Input for this task below:

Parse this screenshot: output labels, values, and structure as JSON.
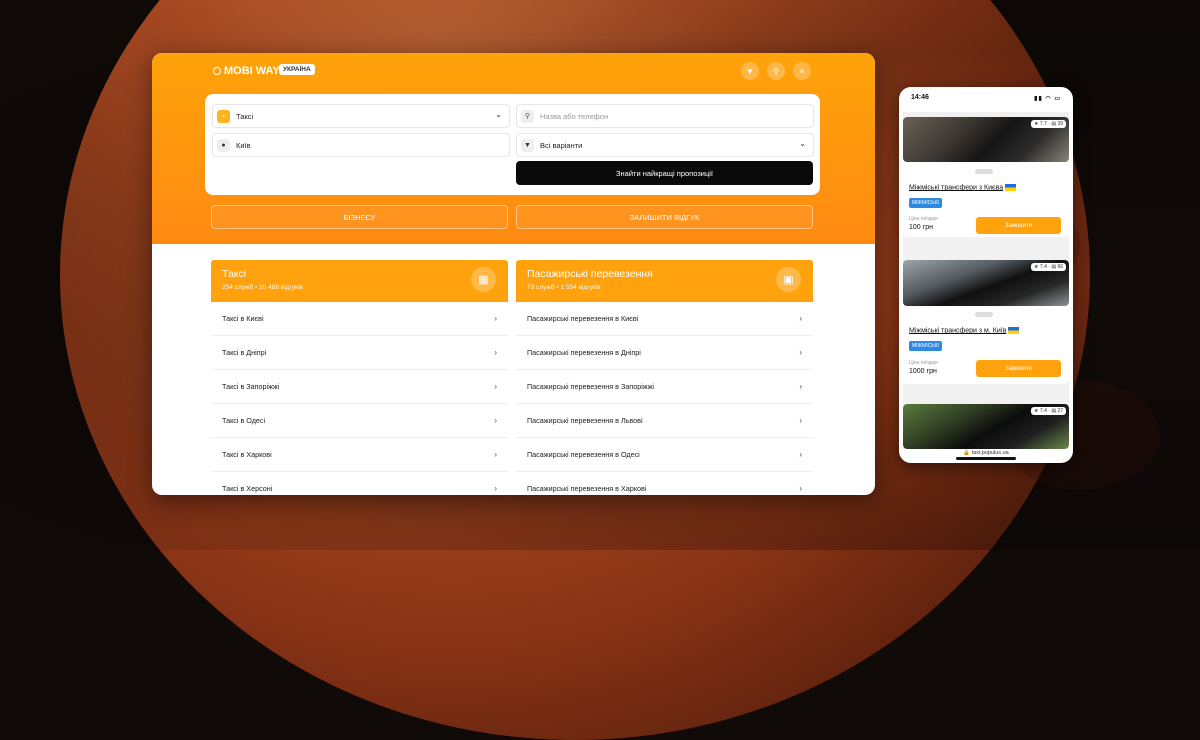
{
  "colors": {
    "accent": "#ffa20d",
    "dark": "#0a0a0a",
    "tag": "#2e8ae0"
  },
  "header": {
    "logo": "MOBI WAY",
    "country_badge": "УКРАЇНА",
    "icons": [
      "filter-icon",
      "search-icon",
      "menu-icon"
    ]
  },
  "search": {
    "service": "Таксі",
    "city": "Київ",
    "name_placeholder": "Назва або телефон",
    "filter": "Всі варіанти",
    "submit": "Знайти найкращі пропозиції"
  },
  "actions": {
    "business": "БІЗНЕСУ",
    "feedback": "ЗАЛИШИТИ ВІДГУК"
  },
  "columns": [
    {
      "title": "Таксі",
      "services": "254 служб",
      "reviews": "20 488 відгуків",
      "items": [
        "Таксі в Києві",
        "Таксі в Дніпрі",
        "Таксі в Запоріжжі",
        "Таксі в Одесі",
        "Таксі в Харкові",
        "Таксі в Херсоні"
      ]
    },
    {
      "title": "Пасажирські перевезення",
      "services": "73 служб",
      "reviews": "1 554 відгуків",
      "items": [
        "Пасажирські перевезення в Києві",
        "Пасажирські перевезення в Дніпрі",
        "Пасажирські перевезення в Запоріжжі",
        "Пасажирські перевезення в Львові",
        "Пасажирські перевезення в Одесі",
        "Пасажирські перевезення в Харкові"
      ]
    }
  ],
  "phone": {
    "time": "14:46",
    "url": "taxi.populus.ua",
    "cards": [
      {
        "rating": "7.7",
        "reviews": "39",
        "title": "Міжміські трансфери з Києва",
        "tag": "МІЖМІСЬКІ",
        "price_label": "Ціна поїздки",
        "price": "100",
        "currency": "грн",
        "button": "Замовити"
      },
      {
        "rating": "7.4",
        "reviews": "66",
        "title": "Міжміські трансфери з м. Київ",
        "tag": "МІЖМІСЬКІ",
        "price_label": "Ціна поїздки",
        "price": "1000",
        "currency": "грн",
        "button": "Замовити"
      },
      {
        "rating": "7.4",
        "reviews": "27"
      }
    ]
  }
}
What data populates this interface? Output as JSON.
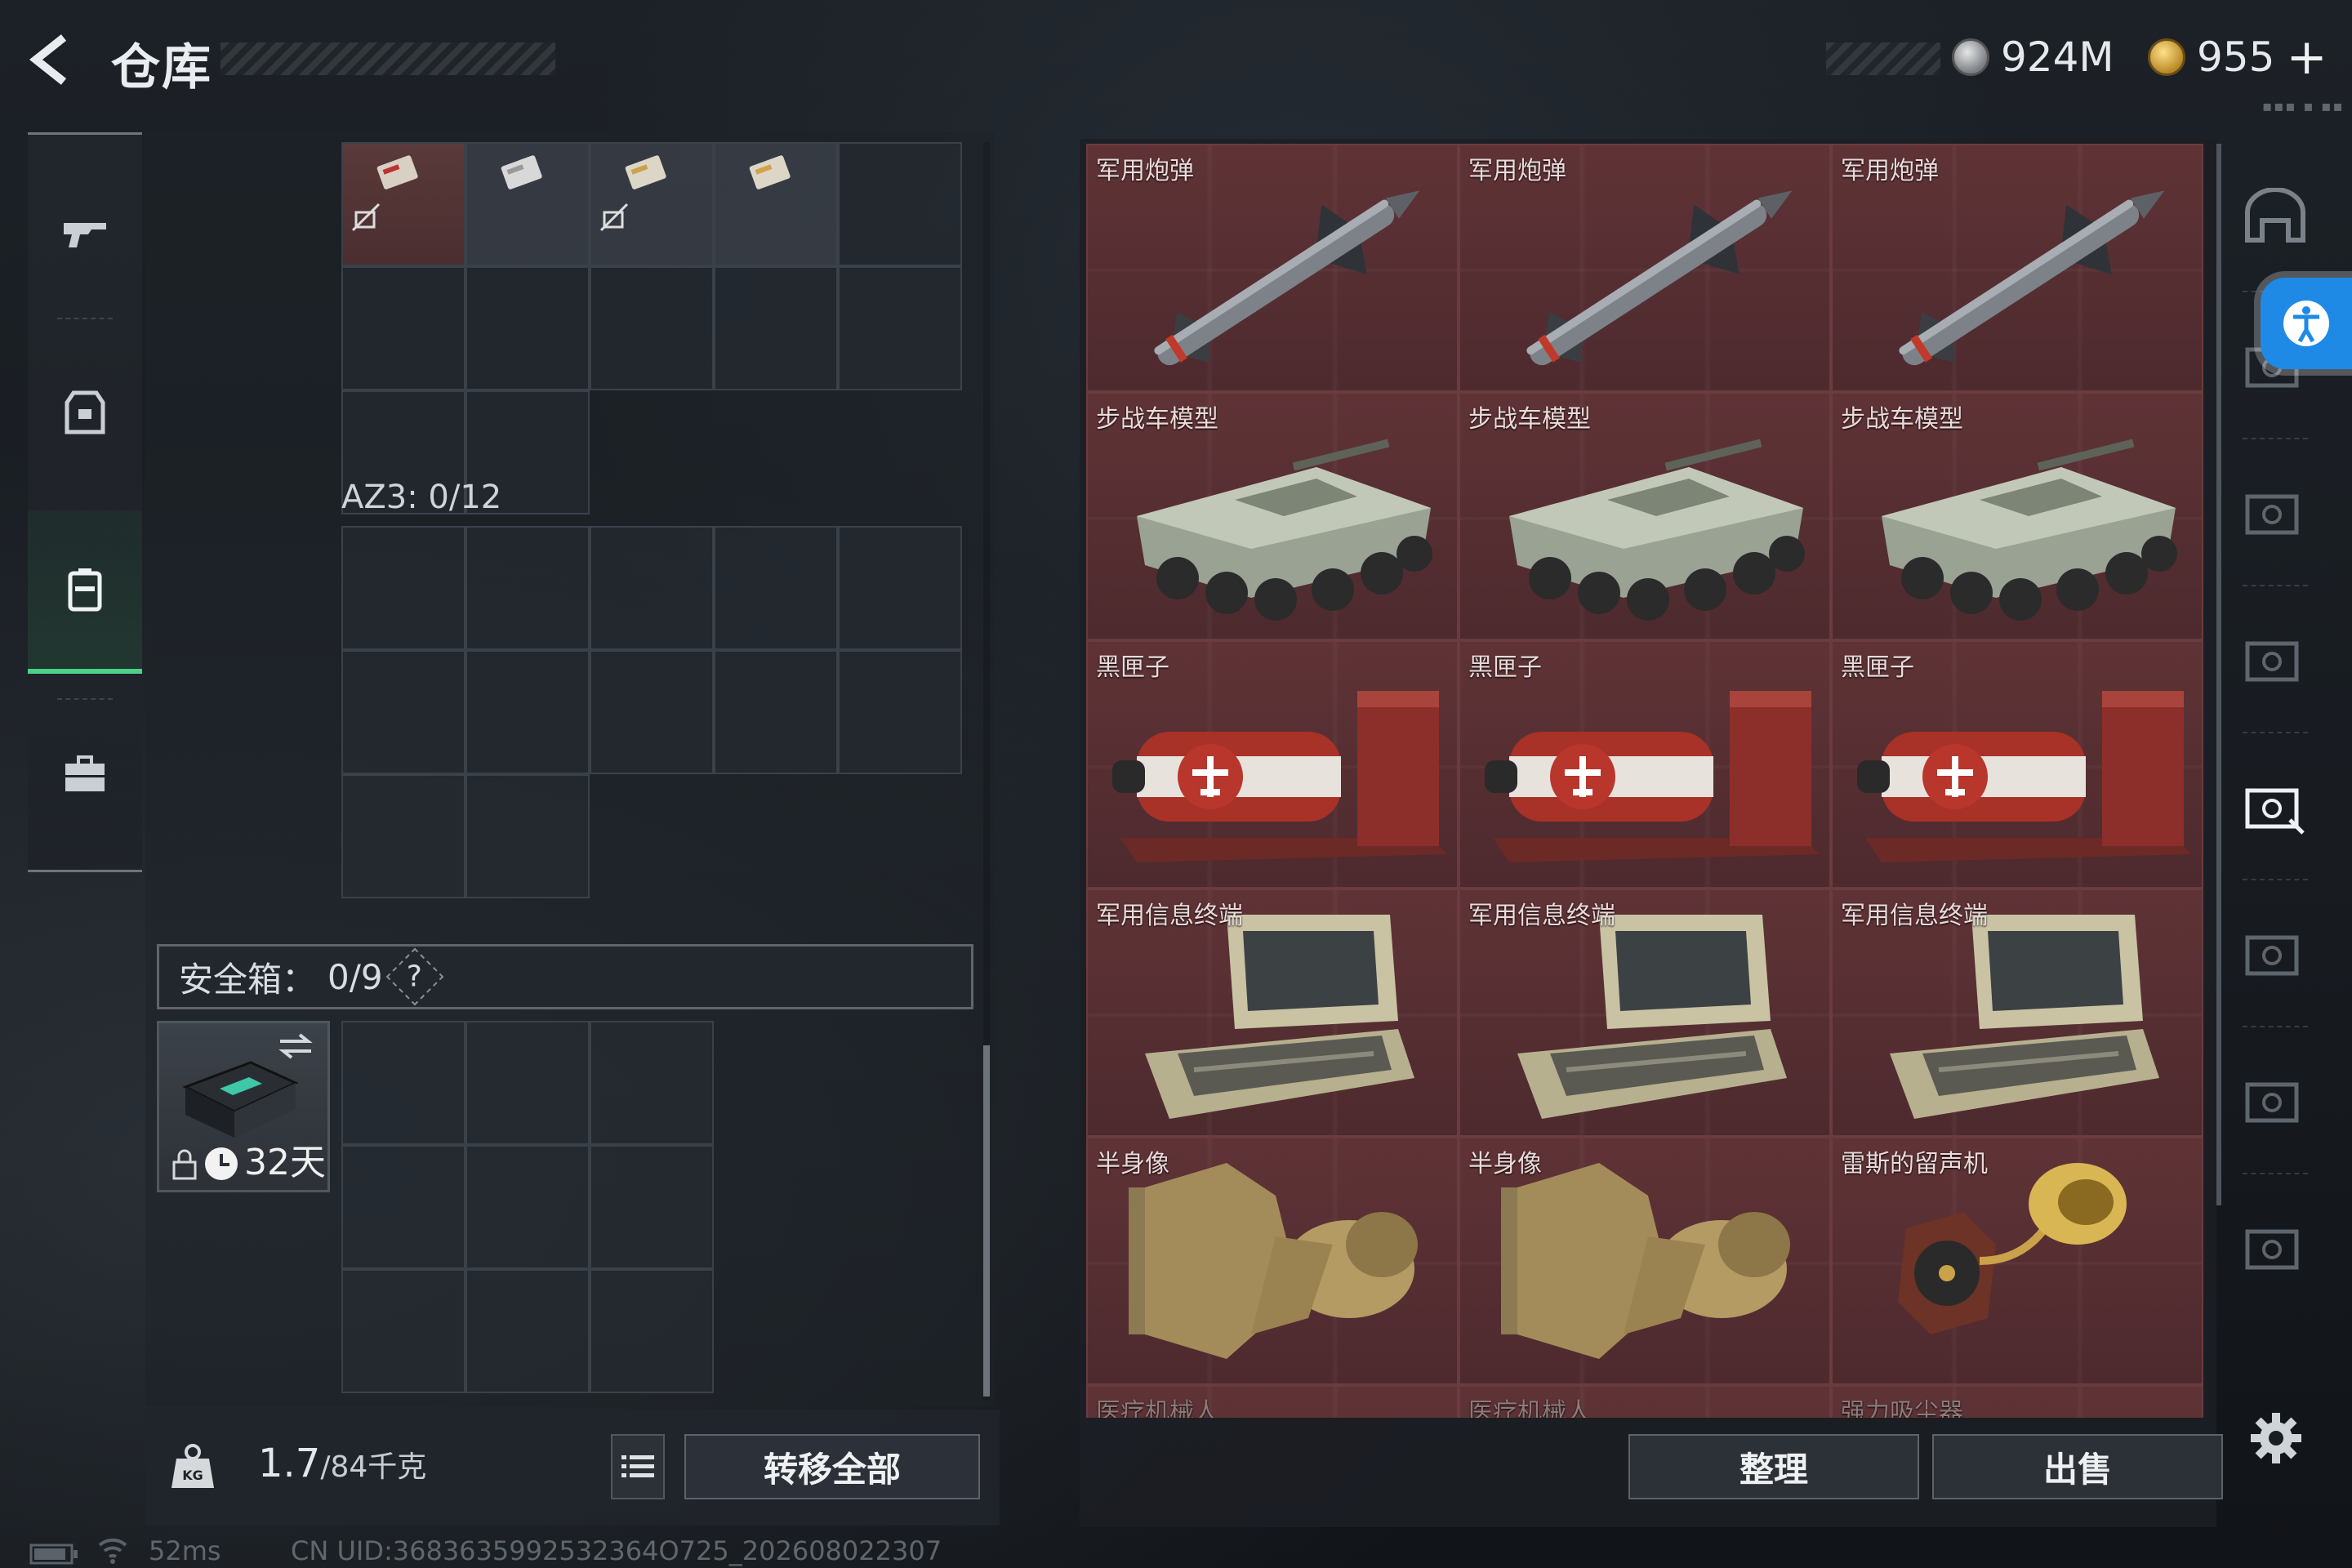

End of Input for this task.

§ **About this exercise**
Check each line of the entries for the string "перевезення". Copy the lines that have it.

§ **Reply**
      "title": "Пасажирські перевезення",
        "Пасажирські перевезення в Києві",
        "Пасажирські перевезення в Дніпрі",
        "Пасажирські перевезення в Запоріжжі",
        "Пасажирські перевезення в Львові",
        "Пасажирські перевезення в Одесі",
        "Пасажирські перевезення в Харкові"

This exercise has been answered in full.